And it is important to remember, that whilst you don’t have pain currently, factors that contributed to a back injury in the first place are likely to be the contributing factors in the recurrence of an injury.
Contributing factors to back back pain are not always evident yet something as simple as losing excess weight will obviously reduce the load on your body. By monitoring food intake, making healthy food choices and stopping habits such as smoking, you can contribute to the overall effort of a healthier back. Even the clothes or accessories you wear can interfere with your efforts to have good posture, such as tight clothing that restricts squatting when lifting or bag that is hard to carry because it is without a shoulder strap.
Being more aware of how you lift, will set you up for future success. There are several ways to pick up items and these can be included into your exercise routine. That way, when you do need to use them in a practical manner throughout the day, your body will be trained to move correctly. These are some lifting techniques that we recommend.
As such a large proportion of your life is spent in bed, sleeping in the correct position is vital in the care of your back. It is important to maintain a neutral spinal position, where your spinal is relatively flat and straight, to prevent unnecessary stress being placed on particular spinal segments. You should make sure that your back has appropriate support from your mattress and pillow and that these are replaced and turned regularly to maintain their optimal shape. Taking care of how you get out of bed in the morning is also important, as keeping you back as straight as possible and avoiding sudden moments will give your back a gentle start to the day.

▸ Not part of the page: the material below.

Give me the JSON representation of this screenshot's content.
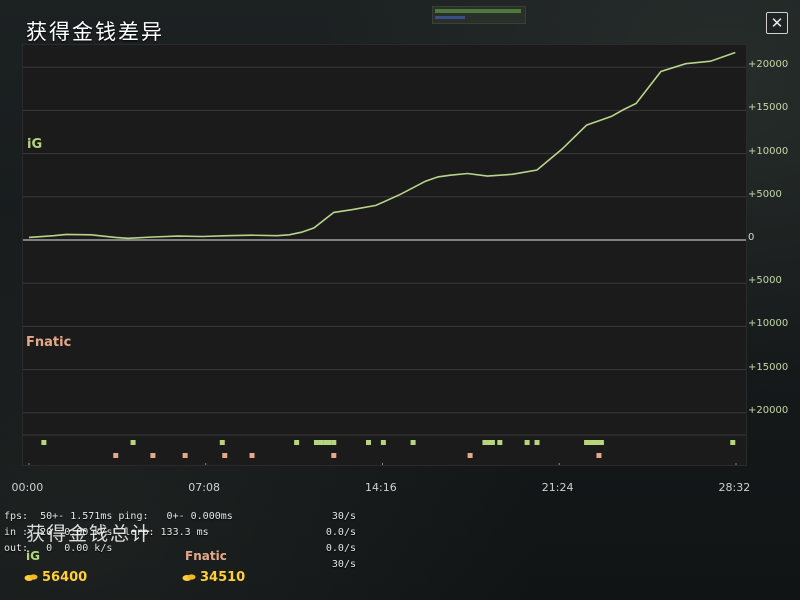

Just like getting out bed, be mindful when getting in and out of your car, and note that sitting down first and then placing your feet in the car will make it easier to keep you back straight. Before driving make sure that your lower back is properly supported with something like a lumbar roll. Having the mirrors and seat adjusted correctly will avoid twisting or over extending your body and if driving long distances, take regular breaks and do some mild exercise.
As part of the treatment for back injury, exercise will be prescribed by your physiotherapist and should become part of your long term management. This may include a combination of stretches and strengthening exercises which are required to maintain your spinal alignment and prevent you from reverting back to your previous posture and biomechanics.
Clinical pilates or specific gym exercises are a great medium for this, particularly in a supervised environment where your physiotherapist is able to monitor your posture and positioning at all times so that you gain the most benefit.
Hydrotherapy is also a fantastic way to complete your rehabilitation. Due to the waters buoyancy, the weight you have to bear is reduces, as is the impact on the affected areas, with the warm water allowing greater flexibility.
By completing these structured exercise programs by a physiotherapist, the resistance, intensity and difficulty can be regularly monitored and adjusted for individual stages of rehabilitation.
Whist you may be free of back pain, these simple exercises can be used to strengthen and stretch your back. Performed slowly each day they are easily achieved and can be used to boost your back strength for the future.
- lie on back with both knees bent
- tighten buttock muscles
- gently curl tailbone up off bed
Double Knee To Chest
- use both hands to bring both knees to your chest
- do not lift your head
Single Knee To Chest
- use both hands to bend one knee to your chest
- do not lift your head
Please not that if at some point you feel like your back pain is recurring it is important to seek early intervention. Your physiotherapist will be able to analyse your symptoms and resolve your pain much more quickly if you return earlier as the injury can be isolated before effecting other muscles and ligaments.